§ Exercise details
Where a line holds the word "types", count it, then give only the total for the entries below.

[Items from an interface collection]
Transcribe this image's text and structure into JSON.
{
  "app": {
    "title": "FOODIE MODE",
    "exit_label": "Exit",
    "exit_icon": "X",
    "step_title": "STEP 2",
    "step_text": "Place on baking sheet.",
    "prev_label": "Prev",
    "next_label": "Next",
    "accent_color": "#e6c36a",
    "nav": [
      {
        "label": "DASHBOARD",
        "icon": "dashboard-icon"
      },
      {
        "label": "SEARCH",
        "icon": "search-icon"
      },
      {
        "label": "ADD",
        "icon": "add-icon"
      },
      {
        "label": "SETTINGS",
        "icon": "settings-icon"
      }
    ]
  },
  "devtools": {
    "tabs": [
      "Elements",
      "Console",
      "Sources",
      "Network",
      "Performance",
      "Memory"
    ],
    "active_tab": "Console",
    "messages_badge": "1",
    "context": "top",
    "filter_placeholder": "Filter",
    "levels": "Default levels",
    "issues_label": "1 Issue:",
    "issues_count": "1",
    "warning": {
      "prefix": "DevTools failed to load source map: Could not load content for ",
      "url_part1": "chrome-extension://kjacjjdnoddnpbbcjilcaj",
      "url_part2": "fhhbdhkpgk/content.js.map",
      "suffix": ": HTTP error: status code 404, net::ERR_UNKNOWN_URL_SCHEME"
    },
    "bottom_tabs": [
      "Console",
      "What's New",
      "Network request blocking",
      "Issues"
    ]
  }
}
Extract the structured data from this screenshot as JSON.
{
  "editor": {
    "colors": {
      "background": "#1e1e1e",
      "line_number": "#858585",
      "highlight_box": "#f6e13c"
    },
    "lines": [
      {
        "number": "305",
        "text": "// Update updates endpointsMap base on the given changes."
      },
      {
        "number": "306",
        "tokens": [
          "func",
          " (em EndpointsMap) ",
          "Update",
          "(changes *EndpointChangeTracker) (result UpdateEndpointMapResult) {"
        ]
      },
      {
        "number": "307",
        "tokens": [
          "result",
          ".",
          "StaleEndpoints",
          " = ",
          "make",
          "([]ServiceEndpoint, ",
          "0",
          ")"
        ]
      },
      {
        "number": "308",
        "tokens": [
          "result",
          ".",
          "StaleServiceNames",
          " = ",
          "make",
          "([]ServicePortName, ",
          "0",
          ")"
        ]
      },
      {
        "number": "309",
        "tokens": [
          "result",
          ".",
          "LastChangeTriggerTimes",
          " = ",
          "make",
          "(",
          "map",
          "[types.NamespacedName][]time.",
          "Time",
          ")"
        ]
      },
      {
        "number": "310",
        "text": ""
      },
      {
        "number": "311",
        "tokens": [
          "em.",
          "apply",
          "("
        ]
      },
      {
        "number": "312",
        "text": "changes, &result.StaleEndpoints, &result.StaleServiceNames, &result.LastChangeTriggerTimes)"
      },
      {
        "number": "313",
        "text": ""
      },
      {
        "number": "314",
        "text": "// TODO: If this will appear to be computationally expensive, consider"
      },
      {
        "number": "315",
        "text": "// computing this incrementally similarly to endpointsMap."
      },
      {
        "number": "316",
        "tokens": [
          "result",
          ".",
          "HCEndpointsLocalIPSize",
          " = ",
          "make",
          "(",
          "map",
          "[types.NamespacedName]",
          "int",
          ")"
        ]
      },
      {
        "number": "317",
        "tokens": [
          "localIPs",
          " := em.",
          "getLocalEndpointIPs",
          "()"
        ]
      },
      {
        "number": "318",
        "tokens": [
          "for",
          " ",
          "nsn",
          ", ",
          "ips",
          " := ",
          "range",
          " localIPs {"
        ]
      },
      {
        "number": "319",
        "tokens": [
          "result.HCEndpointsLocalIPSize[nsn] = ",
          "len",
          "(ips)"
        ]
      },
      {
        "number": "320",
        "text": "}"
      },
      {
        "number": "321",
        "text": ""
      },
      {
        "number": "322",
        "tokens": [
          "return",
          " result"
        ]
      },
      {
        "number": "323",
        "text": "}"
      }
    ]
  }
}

§ Reply
2